The country band formerly known as Lady Antebellum – which changed its name to Lady A over concerns that the old name was racist – has reached a settlement to end a legal dispute with a black Seattle blues singer who said she had long used the shortened name.
In a motion filed Monday in Nashville federal court, both the country trio and Anita White asked a federal judge to dismiss their dueling lawsuits permanently. The terms of the agreement, including who can continue to use what name or if any money changed hands, were not made public.
Lady Antebellum switched to Lady A in June 2020 in the wake of protests against racism and police violence, citing criticism that the name glorified the slavery-era South.
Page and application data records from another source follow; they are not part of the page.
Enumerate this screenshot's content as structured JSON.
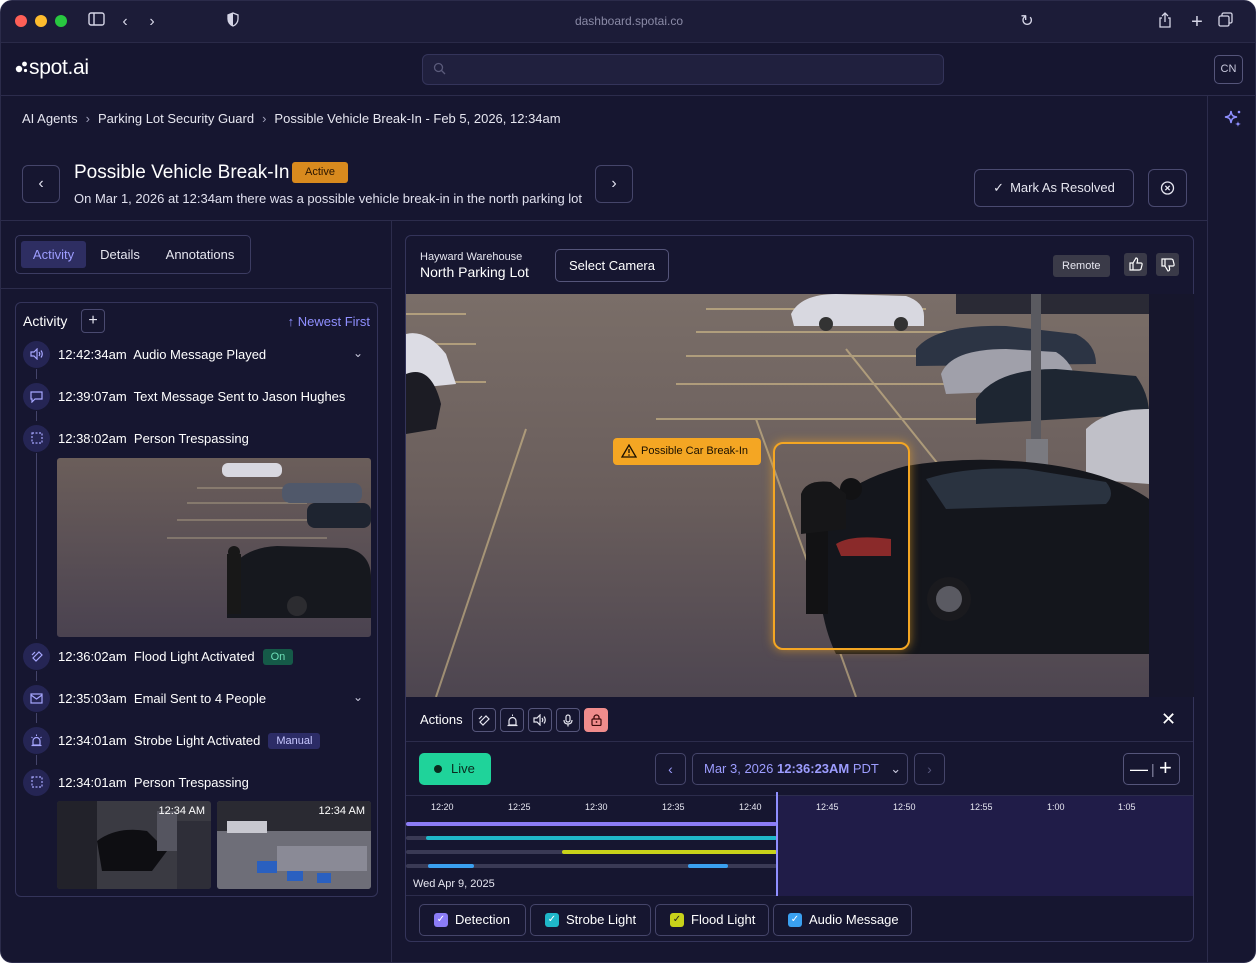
{
  "browser": {
    "url": "dashboard.spotai.co"
  },
  "app": {
    "logo": "spot.ai",
    "search_placeholder": "",
    "user_initials": "CN"
  },
  "breadcrumb": {
    "items": [
      "AI Agents",
      "Parking Lot Security Guard",
      "Possible Vehicle Break-In - Feb 5, 2026, 12:34am"
    ]
  },
  "incident": {
    "title": "Possible Vehicle Break-In",
    "status": "Active",
    "description": "On Mar 1, 2026 at 12:34am there was a possible vehicle break-in in the north parking lot",
    "resolve_label": "Mark As Resolved"
  },
  "tabs": [
    "Activity",
    "Details",
    "Annotations"
  ],
  "activity": {
    "title": "Activity",
    "sort_label": "Newest First",
    "items": [
      {
        "time": "12:42:34am",
        "text": "Audio Message Played",
        "icon": "speaker-icon"
      },
      {
        "time": "12:39:07am",
        "text": "Text Message Sent to Jason Hughes",
        "icon": "message-icon"
      },
      {
        "time": "12:38:02am",
        "text": "Person Trespassing",
        "icon": "person-detection-icon"
      },
      {
        "time": "12:36:02am",
        "text": "Flood Light Activated",
        "icon": "flood-light-icon",
        "badge": "On"
      },
      {
        "time": "12:35:03am",
        "text": "Email Sent to 4 People",
        "icon": "email-icon"
      },
      {
        "time": "12:34:01am",
        "text": "Strobe Light Activated",
        "icon": "strobe-light-icon",
        "badge": "Manual"
      },
      {
        "time": "12:34:01am",
        "text": "Person Trespassing",
        "icon": "person-detection-icon"
      }
    ],
    "thumb_times": [
      "12:34 AM",
      "12:34 AM"
    ]
  },
  "camera": {
    "site": "Hayward Warehouse",
    "name": "North Parking Lot",
    "select_label": "Select Camera",
    "mode": "Remote",
    "alert_label": "Possible Car Break-In"
  },
  "actions": {
    "label": "Actions",
    "buttons": [
      "flood-light-icon",
      "strobe-light-icon",
      "speaker-icon",
      "microphone-icon",
      "lock-icon"
    ]
  },
  "timeline": {
    "live_label": "Live",
    "datetime_prefix": "Mar 3, 2026 ",
    "datetime_time": "12:36:23AM",
    "datetime_suffix": " PDT",
    "ticks": [
      "12:20",
      "12:25",
      "12:30",
      "12:35",
      "12:40",
      "12:45",
      "12:50",
      "12:55",
      "1:00",
      "1:05"
    ],
    "date_label": "Wed Apr 9, 2025"
  },
  "legend": [
    {
      "label": "Detection",
      "color": "#8b7cf6"
    },
    {
      "label": "Strobe Light",
      "color": "#1fb7c9"
    },
    {
      "label": "Flood Light",
      "color": "#c8d21a"
    },
    {
      "label": "Audio Message",
      "color": "#3aa0f0"
    }
  ]
}
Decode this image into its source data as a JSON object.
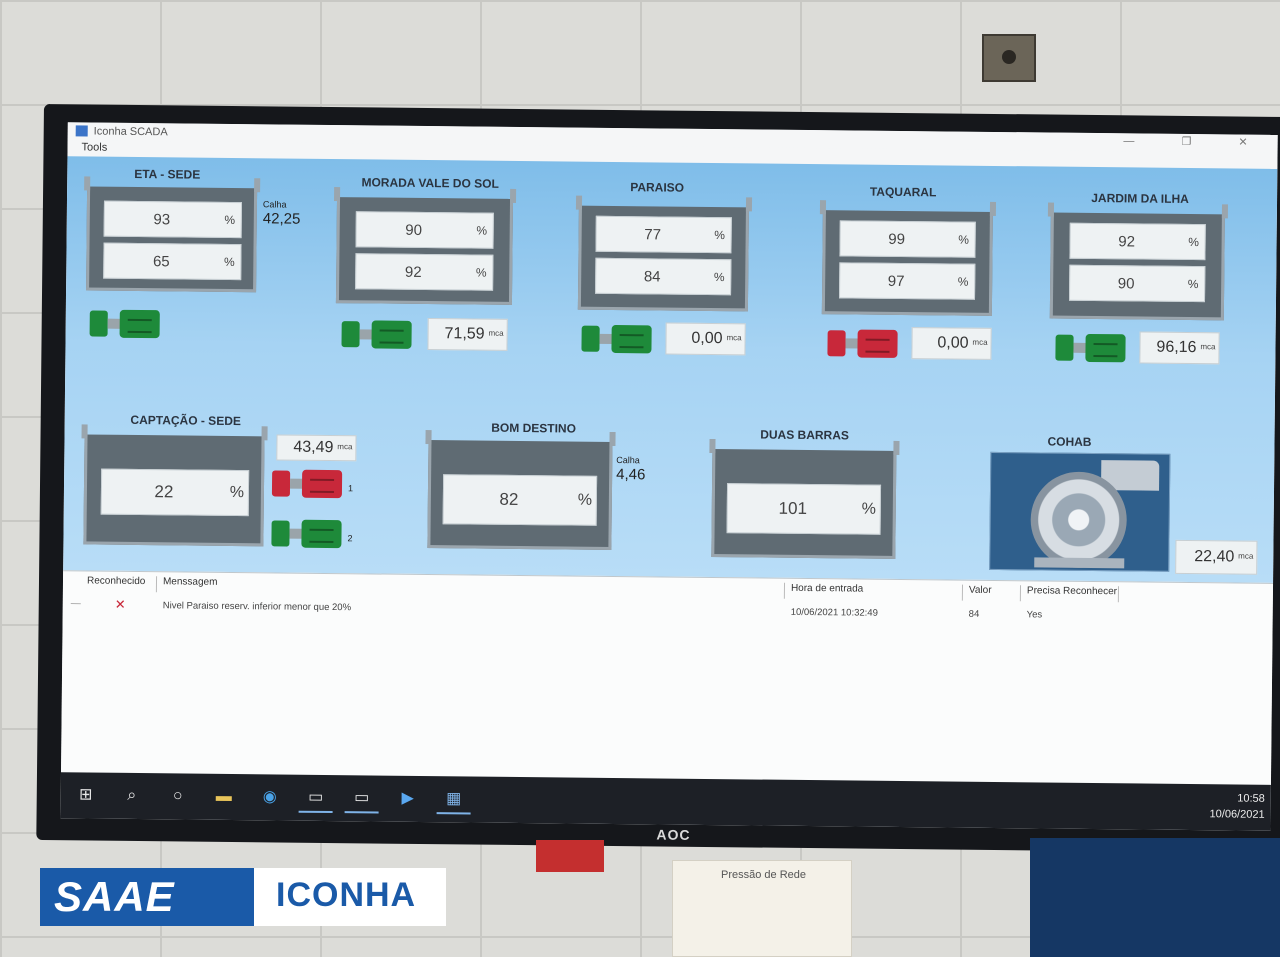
{
  "window": {
    "title": "Iconha SCADA",
    "menu_tools": "Tools",
    "controls": "— ❐ ✕"
  },
  "stations": {
    "eta_sede": {
      "title": "ETA - SEDE",
      "level1": "93",
      "level2": "65",
      "unit": "%",
      "calha_label": "Calha",
      "calha_value": "42,25"
    },
    "morada": {
      "title": "MORADA VALE DO SOL",
      "level1": "90",
      "level2": "92",
      "unit": "%",
      "pressure": "71,59",
      "pressure_unit": "mca"
    },
    "paraiso": {
      "title": "PARAISO",
      "level1": "77",
      "level2": "84",
      "unit": "%",
      "pressure": "0,00",
      "pressure_unit": "mca"
    },
    "taquaral": {
      "title": "TAQUARAL",
      "level1": "99",
      "level2": "97",
      "unit": "%",
      "pressure": "0,00",
      "pressure_unit": "mca"
    },
    "jardim": {
      "title": "JARDIM DA ILHA",
      "level1": "92",
      "level2": "90",
      "unit": "%",
      "pressure": "96,16",
      "pressure_unit": "mca"
    },
    "captacao": {
      "title": "CAPTAÇÃO - SEDE",
      "level": "22",
      "unit": "%",
      "pressure": "43,49",
      "pressure_unit": "mca",
      "pump1": "1",
      "pump2": "2"
    },
    "bom_destino": {
      "title": "BOM DESTINO",
      "level": "82",
      "unit": "%",
      "calha_label": "Calha",
      "calha_value": "4,46"
    },
    "duas_barras": {
      "title": "DUAS BARRAS",
      "level": "101",
      "unit": "%"
    },
    "cohab": {
      "title": "COHAB",
      "pressure": "22,40",
      "pressure_unit": "mca"
    }
  },
  "alarms": {
    "columns": [
      "Reconhecido",
      "Menssagem",
      "Hora de entrada",
      "Valor",
      "Precisa Reconhecer"
    ],
    "rows": [
      {
        "ack": "✕",
        "message": "Nivel Paraiso reserv. inferior menor que 20%",
        "time": "10/06/2021 10:32:49",
        "value": "84",
        "needs_ack": "Yes"
      }
    ]
  },
  "taskbar": {
    "time": "10:58",
    "date": "10/06/2021"
  },
  "monitor_brand": "AOC",
  "overlay": {
    "logo_left": "SAAE",
    "logo_right": "ICONHA"
  },
  "wall_paper_title": "Pressão de Rede",
  "colors": {
    "pump_on": "#1e8a3a",
    "pump_off": "#c8283a",
    "hmi_background": "#a6d3f3"
  }
}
The band said the name had not been intended as racist, but that they had had their “eyes opened” by recent events.
Just one problem: White said she had used the exact same name since the 1980s, performing as “Lady A” thousands of times at concerts and festivals across the country. White, a black woman, called the band’s adoption of her long-standing name an example of “pure privilege.”
The band sued White in 2020 after she rebuffed early requests for a settlement that both groups could use the name. The country band argued it had used the abbreviation as a nickname for years, and “simply wish that the parties continue to coexist.”
White quickly fired back with a countersuit accusing the band of trademark infringement, claiming it the name change had been “undertaken with willful disregard for Ms. White’s rights.”
“The effect of the name change on Ms. White’s ability to distinguish her music in the marketplace was overwhelming,” White wrote. “Internet and social media searches for “Lady A,” which had readily returned results for her music, were now dominated by references to Lady Antebellum. Ms. White’s LADY A brand had been usurped and set on the path to erasure.”
Neither side immediately returned requests for comment on the end of the case.